“Slash and Burn Capitalism” by George Monbiot (2011). This is one of his blog posts that castigates Osborne et al.’s approach to the environment using the economic crisis as an excuse for a particularly despicable kind of cronyism.
If you would like to know more about what Keynes said but find his expositional style a little offputting, then do give The Economics of J. M. Keynes by Dudley Dillard (1948) a try. Or you can have a gander at the shorter Keynes: The Return of the Master by Robert Skidelsky (2010).
More historical works are these:
A beautifully written account of the events leading up to the Great Depression and the four bankers who participated in and tried in their own ways to prevent catastrophe but failed, primarily because of the actions they themselves took, is Liaquat Ahamed’s Lords of Finance: 1929, the Great Depression, and the Bankers Who Broke the World (2010).

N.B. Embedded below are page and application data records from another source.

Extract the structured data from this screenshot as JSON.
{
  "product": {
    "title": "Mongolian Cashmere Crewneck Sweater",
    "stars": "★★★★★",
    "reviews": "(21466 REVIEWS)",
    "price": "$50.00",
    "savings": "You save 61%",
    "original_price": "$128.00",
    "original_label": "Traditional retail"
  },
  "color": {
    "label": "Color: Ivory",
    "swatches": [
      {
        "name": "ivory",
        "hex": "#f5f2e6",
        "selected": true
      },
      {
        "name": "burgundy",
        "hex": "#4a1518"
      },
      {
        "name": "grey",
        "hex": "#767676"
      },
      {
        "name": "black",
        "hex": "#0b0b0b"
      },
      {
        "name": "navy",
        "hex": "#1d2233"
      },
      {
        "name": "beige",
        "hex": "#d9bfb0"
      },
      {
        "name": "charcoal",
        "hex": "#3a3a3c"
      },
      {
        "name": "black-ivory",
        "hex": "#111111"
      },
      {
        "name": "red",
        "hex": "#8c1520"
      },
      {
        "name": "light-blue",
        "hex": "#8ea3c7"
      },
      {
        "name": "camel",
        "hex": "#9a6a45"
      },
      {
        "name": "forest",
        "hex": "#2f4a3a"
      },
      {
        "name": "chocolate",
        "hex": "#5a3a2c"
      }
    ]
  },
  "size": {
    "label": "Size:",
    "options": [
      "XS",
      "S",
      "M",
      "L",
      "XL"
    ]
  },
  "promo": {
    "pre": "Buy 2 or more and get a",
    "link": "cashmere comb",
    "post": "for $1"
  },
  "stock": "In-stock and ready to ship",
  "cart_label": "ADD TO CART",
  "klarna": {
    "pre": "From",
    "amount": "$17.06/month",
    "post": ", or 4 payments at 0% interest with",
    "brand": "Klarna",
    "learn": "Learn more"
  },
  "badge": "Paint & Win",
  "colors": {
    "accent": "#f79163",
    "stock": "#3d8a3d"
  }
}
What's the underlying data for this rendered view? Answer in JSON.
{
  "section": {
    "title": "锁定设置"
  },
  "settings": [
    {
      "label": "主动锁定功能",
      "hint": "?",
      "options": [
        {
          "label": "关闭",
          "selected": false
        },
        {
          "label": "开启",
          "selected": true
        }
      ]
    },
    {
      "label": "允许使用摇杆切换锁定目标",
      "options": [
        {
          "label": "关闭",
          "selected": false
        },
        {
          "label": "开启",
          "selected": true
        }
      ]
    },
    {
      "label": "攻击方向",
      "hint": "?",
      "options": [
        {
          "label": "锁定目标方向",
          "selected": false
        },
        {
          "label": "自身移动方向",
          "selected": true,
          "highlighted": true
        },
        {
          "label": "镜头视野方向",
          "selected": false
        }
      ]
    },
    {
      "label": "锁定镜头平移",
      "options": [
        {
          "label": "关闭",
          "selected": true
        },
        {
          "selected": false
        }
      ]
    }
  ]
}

If you think that the industrial revolution and its aftermath was a paragon of entrepreneurial competence, you might like to rethink this. A blistering account of the US railroad bonanza and its accompanying disasters is Railroaded: The Transcontinentals and the Making of Modern America by Richard White (2011). An appropriate response to this account is OMG! How could they have been so stupid? All I will say is: think of Larry Summers and what an idiot he is yet how lauded he is by many.
I would guess this is enough to go on. Should you get through this list, you will understand our present plight better than most. You can then decide for yourself whether Osborne, Geithner, et al. are either incompetent or venal. Certainly, what they are doing and saying is not in the interests of the majority.

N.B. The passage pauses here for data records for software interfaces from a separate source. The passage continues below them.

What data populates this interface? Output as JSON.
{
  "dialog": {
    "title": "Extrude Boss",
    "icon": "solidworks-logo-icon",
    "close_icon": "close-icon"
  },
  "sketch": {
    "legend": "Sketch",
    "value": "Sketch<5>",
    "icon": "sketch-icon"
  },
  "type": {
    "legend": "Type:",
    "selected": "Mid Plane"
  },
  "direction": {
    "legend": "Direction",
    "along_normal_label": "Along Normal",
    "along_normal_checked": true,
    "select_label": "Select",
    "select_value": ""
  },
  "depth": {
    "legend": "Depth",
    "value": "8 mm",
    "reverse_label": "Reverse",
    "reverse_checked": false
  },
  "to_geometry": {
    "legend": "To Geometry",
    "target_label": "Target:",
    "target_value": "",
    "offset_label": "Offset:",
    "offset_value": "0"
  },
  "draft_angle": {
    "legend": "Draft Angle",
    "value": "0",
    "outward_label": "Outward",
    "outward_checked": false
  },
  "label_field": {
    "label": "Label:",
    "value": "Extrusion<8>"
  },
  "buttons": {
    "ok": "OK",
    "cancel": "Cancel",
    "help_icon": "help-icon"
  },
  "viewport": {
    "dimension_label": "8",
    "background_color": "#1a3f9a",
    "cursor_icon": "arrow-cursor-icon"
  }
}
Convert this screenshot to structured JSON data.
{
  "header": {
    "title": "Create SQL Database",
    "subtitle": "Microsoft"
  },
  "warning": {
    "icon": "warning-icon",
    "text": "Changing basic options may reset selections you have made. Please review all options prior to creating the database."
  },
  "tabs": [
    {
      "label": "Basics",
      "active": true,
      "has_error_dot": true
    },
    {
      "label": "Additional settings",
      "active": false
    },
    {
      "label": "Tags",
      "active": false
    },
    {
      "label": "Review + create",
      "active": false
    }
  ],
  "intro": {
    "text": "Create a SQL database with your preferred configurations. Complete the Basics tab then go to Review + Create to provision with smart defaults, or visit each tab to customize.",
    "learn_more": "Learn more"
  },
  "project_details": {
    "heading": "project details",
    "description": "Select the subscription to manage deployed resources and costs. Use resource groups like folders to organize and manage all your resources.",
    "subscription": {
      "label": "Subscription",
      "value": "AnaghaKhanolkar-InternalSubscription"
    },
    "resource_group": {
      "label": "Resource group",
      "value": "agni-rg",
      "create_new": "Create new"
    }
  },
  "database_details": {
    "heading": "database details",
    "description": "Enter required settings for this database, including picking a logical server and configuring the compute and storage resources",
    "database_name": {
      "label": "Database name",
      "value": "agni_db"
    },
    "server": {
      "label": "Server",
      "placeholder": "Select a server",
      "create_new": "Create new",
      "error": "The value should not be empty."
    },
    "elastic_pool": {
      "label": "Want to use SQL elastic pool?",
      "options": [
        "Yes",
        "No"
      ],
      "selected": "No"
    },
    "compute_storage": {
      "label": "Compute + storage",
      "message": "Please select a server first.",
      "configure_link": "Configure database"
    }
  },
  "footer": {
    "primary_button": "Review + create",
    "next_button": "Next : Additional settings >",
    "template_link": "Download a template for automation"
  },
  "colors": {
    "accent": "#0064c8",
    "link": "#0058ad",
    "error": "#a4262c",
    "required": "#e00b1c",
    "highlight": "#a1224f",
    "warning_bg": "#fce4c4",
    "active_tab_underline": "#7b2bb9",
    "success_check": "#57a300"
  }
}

On that note, I wish you a happier, and hopefully more prosperous, new year. Though I wouldn’t count on either.
A little addendum:
For complementary histories of financial misdeeds and the like, which complement Ahamed:
Bethany McClean & Joe Nocera, All the Devils are Here: The Hidden History of the Financial Crisis (2010);
Edward Chancellor, Devil Take the Hindmost: A History of Financial Speculation (1999).
For the best book on the Irish crisis that takes no prisoners, you can do no better than Fintan O’Toole’s Ship of Fools: How Stupidity and Corruption Sank the Celtic Tiger (2010 ed. with an added postscript).
Who not to read:
Krugman is excellent on the politics of the financial crisis but goes astray on the macroeconomics of it. For example, he thinks the standard demand-supply curves are good pedagogical tools for introducing students to how the economic system in the large works. They aren’t. And he still thinks that you can use an analogy between a household and the government to illustrate deficit spending and the like. The analogy is completely inapplicable. For these reasons, among others, I am unable to recommend Krugman unreservedly. That said, he should not be avoided.
Read nothing by the IMF. Their recommendations are inevitably disastrous for those they are supposedly helping. They have no idea what they are doing.
Avoid Olivier Blanchard. He is wedded to a kind of neo-classical view of the economic world and thereby goes astray.
Do not believe anything about the economic situation put out by either the UK or US governments. It is either deliberate misinformation or the consequence of incompetence. Geithner, for instance, is a failed regulator. And so far, a failed Treasury Secretary. A sterling record. He is either a liar or doesn’t have a clue. Take your pick. Osborne has been conspicuous by his unblemished record for getting things so wrong you woudn’t think we and he lived in the same world. And in a strong sense, we don’t. Danny Blanchflower doesn’t think Osborne knows what he is doing. Bill Mitchell thinks that it is likely that Osborne and his clique know precisely what they are doing, which is screwing us over for their own benefit. Again, take your pick.